Material provided

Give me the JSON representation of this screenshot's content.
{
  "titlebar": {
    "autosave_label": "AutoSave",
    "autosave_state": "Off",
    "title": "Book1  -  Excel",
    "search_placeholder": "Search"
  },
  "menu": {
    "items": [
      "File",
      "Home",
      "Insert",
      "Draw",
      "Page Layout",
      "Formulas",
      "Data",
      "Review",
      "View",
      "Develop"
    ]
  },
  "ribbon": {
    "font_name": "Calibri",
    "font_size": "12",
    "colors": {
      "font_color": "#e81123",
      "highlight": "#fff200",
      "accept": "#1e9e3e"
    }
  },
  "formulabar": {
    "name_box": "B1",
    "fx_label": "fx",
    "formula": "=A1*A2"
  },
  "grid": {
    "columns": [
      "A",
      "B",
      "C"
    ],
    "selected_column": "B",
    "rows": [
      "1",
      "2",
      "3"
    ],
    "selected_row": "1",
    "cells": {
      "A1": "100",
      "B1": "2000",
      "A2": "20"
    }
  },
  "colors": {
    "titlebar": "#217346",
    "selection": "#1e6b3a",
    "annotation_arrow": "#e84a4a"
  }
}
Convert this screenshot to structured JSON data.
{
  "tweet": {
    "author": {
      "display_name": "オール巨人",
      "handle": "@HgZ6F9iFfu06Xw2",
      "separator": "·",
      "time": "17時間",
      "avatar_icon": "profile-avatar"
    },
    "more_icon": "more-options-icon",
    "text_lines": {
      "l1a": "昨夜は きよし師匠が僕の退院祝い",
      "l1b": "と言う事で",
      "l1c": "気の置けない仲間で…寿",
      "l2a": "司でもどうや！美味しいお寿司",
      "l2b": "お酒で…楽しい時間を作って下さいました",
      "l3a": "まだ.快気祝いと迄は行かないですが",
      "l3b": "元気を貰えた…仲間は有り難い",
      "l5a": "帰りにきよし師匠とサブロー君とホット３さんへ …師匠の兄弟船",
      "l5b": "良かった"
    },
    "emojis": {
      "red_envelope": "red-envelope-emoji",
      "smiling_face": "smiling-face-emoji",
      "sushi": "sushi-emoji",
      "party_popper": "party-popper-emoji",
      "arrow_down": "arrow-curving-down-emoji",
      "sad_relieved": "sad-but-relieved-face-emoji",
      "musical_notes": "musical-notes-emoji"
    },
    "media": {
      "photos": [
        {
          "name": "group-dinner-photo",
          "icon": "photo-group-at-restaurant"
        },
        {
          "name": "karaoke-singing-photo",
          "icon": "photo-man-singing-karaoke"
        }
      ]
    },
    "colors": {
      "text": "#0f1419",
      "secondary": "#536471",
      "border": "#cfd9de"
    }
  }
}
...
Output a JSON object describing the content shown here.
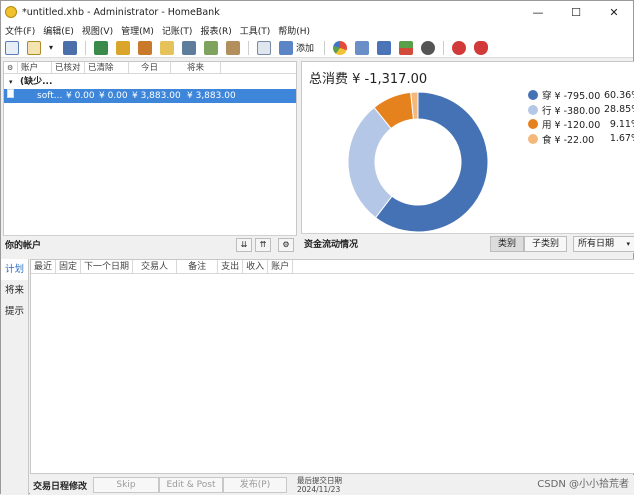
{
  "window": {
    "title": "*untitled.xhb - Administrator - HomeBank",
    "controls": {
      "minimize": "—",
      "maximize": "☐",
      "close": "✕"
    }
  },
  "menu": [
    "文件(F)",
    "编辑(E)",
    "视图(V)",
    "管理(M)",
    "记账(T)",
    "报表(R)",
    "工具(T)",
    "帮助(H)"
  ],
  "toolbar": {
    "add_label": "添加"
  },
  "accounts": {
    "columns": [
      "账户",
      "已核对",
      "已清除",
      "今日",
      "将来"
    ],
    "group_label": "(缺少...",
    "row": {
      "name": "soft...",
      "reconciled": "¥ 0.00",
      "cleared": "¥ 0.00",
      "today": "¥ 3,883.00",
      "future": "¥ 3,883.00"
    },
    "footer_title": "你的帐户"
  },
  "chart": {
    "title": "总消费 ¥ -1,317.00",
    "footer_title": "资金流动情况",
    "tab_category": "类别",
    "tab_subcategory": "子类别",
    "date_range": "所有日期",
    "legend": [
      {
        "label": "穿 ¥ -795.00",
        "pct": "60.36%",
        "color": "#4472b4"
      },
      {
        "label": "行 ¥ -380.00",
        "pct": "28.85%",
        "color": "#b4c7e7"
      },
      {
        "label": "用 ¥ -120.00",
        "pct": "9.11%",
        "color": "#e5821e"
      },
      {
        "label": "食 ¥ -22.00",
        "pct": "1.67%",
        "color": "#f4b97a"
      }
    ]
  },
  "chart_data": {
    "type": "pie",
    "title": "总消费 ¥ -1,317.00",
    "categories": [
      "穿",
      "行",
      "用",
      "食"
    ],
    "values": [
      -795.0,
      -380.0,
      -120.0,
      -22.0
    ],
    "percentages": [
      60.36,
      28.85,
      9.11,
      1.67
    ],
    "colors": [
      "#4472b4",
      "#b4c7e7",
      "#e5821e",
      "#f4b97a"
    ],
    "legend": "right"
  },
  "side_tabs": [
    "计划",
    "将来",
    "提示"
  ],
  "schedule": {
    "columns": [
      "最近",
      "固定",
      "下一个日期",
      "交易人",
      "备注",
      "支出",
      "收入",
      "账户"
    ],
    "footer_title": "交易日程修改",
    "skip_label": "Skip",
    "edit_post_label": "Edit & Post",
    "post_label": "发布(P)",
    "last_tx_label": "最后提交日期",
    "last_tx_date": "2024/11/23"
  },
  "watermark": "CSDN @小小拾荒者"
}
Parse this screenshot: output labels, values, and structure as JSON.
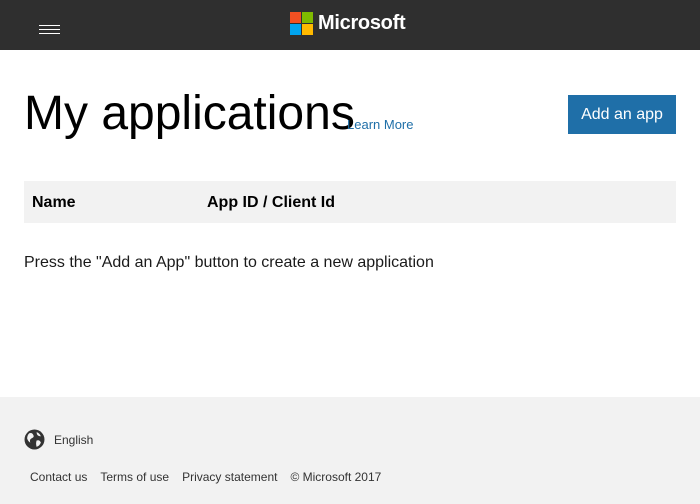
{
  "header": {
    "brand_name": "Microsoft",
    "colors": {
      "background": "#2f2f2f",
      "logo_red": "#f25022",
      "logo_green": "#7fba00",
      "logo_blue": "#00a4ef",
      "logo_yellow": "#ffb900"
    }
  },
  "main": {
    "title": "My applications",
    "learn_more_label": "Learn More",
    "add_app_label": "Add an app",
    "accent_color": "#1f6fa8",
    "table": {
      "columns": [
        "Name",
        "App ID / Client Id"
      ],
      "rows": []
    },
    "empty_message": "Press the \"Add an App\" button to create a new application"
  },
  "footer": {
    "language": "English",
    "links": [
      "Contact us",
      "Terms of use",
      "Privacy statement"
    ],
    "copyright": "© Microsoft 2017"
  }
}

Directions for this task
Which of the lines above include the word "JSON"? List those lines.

Problem solution
Give me the JSON representation of this screenshot's content.
Convert this screenshot to structured JSON data.
Output a JSON object describing the content shown here.
Parse this screenshot: output labels, values, and structure as JSON.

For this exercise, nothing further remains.